The last couple weeks haven’t felt like it, but allegedly it’s spring. That never fails to remind me of my favorite joke, which you’ll have to read to the end to answer: April showers bring May flowers. What do May flowers bring?
April showers bring something else to homeowners: a nature-made test for how functional your gutters are. In the fall, we put together a quick White Castle Roofing guide for what gutters do and why they’re important. As a follow-up, we’d be remiss as a good roofing contractor if we didn’t also emphasize the importance of your downspouts, a critical component of your gutters.
As you know, your gutters are the receptacles of the April (and May, and June, and October) showers that fall on your roof. But if all your gutters did was collect water, they’d fill up pretty quickly — and so as part of that system, your downspouts are what carries that water away from your home and deposits it safely away from your house’s foundation or basement.
You may not be able to see it easily, but your gutters are hung at the tiniest angle toward your downspouts, typically placed at the corners of your house, and/or about every 40 feet, give or take a bit. Water flows down the roof into the gutters, which drain into the downspout, which uses extensions at the end to send the water to a safe place…like so:
We’ve already been through the importance of keeping your gutters maintained, here and here. A routine inspection — at least once or twice a year, if not more frequently — can help you identify any minor issues before they became major problems. If you’re the DIY type and you’re cleaning your gutters out by yourself, don’t forget to check and clean your downspouts. (If you’d prefer to hire a professional to clean your gutters once to get you started so you can maintain them yourself, that’s definitely a middle-of-the-road option too.)

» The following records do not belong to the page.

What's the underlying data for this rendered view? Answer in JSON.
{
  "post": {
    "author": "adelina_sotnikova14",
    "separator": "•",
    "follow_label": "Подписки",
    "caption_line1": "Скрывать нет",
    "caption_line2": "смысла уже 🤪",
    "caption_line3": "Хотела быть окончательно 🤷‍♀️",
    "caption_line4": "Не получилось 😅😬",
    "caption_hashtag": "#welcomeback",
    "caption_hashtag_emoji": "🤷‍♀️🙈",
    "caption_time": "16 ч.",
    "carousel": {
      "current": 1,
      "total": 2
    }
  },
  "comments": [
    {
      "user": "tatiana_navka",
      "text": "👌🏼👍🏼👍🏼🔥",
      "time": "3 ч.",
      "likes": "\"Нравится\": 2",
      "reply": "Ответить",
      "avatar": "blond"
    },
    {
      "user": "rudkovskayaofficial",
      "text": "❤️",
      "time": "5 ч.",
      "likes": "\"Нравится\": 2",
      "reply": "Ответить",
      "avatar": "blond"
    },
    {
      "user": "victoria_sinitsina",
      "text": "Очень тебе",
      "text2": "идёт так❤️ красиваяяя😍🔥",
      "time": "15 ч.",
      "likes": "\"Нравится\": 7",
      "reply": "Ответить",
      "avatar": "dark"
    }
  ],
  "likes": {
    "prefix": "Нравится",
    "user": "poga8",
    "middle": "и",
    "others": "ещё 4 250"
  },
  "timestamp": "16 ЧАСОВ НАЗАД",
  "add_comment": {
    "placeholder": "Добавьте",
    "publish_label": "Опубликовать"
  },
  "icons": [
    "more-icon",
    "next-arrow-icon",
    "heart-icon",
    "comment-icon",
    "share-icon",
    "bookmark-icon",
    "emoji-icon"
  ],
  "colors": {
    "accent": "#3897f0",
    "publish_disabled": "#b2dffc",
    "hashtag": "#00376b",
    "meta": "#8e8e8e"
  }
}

Whether you want to take care of it yourself or you just want a better idea of what downspout maintenance might look like, here’s a quick ABC of some common issues and how to fix them:
Sometimes your downspouts are simply old or outdated. Have you changed your landscaping? Do you get annoyed every time you mow the lawn because you have to navigate around your downspout extender? Have the years taken a toll on your gutter system so it’s sagging and pulling on the hangers? Sometimes that can be a simple fix, like redirecting your extenders to account for your pretty new flower bed or adding zip hinges to easily flip up those extenders when you mow. Other times it might be a more difficult problem to tackle. One thing we can promise: White Castle Roofing will always give you an honest assessment, for free, whether it’s something that you can fix yourself or whether it’s something that needs professional repair or replacement. If you’re not sure, give us a call.

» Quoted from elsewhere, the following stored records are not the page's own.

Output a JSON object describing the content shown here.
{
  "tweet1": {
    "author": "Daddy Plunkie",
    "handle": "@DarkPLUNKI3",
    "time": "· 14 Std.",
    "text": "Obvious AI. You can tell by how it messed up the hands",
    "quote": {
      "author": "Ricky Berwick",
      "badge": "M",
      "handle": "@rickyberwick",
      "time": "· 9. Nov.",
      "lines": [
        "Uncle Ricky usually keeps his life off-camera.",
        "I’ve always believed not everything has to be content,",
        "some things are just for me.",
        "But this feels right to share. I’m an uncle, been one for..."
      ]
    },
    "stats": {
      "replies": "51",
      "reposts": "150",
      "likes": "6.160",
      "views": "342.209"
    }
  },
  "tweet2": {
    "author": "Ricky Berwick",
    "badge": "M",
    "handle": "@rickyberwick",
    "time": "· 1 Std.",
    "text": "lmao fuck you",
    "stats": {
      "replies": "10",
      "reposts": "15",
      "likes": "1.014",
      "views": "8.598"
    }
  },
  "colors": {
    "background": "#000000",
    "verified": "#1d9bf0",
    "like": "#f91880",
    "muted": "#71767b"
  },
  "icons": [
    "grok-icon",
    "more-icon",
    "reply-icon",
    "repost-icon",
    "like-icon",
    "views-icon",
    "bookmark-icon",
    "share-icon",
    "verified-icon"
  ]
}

The same way that gutters can get clogged and blocked, so can a downspout. If you’re cleaning your own gutters, don’t forget to clean your downspout — or just test it from time to time to make sure you’re still flowing well there. Use a hose to send water through your gutters into your downspout. If it’s not coming out as it should, it’s probably got some blockage, which can be just about anything… twigs, leaves, or a baseball that your son hit onto the roof while playing ball with the neighbor kid that he didn’t tell you about.

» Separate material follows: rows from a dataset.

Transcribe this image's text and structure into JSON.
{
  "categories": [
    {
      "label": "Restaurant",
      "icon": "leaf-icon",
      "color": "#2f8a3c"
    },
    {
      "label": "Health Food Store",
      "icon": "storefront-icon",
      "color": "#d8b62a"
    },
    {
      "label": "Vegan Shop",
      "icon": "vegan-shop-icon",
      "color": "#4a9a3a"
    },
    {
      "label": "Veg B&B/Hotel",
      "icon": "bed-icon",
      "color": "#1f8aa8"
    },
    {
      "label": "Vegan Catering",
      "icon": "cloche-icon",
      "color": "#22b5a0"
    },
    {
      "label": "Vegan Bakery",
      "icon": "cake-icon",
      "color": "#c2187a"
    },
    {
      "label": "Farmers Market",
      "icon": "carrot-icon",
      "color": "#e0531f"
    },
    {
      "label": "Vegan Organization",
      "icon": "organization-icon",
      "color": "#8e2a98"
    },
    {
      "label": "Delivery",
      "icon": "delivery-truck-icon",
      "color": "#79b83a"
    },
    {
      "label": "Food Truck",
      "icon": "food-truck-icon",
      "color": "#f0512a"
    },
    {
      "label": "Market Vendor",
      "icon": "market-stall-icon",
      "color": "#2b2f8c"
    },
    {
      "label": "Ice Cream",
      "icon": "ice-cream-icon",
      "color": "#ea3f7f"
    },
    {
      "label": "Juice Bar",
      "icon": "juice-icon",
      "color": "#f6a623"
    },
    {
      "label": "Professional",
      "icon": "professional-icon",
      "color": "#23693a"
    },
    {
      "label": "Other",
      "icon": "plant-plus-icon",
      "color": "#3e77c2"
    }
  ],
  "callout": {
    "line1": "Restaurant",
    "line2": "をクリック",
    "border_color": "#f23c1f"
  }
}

The most common place for those to occur is at the curves of your downspout — at the S-shaped curves at the top of the downspout or, occasionally, the rock ledge offset or return at the bottom. To clear a blockage, go back to using your hose, aimed directly into your downspout from the top, at full blast. Often, that type of water pressure will clear up a minor collection of debris. If that doesn’t work, use a plumber’s snake or auger. If none of that is working, you may need to disassemble the downspout and use a broom handle or brush. You can also look into purchasing a telescoping hose attachment for your garden hose, if you plan to continue doing this DIY work on an ongoing basis.
It’s pretty common for leaks to happen at the miters (fancy technical-speak for corners) of your gutters. These specialized fittings are for places where two gutters must come together to round a corner — whether at the edge of a house, around a bay window, or other special spots. When they are not properly installed and sealed, they can become leaky. If you spot a leak there, depending on the severity, it may be a simple re-caulking job. However, it may also mean the miter needs to be replaced. If you aren’t operating at expert mode with your gutters, give us a call and we can repair or replace those miters for you.
And lastly, as promised — if you haven’t guessed yet, after the April showers are done, what do May flowers bring?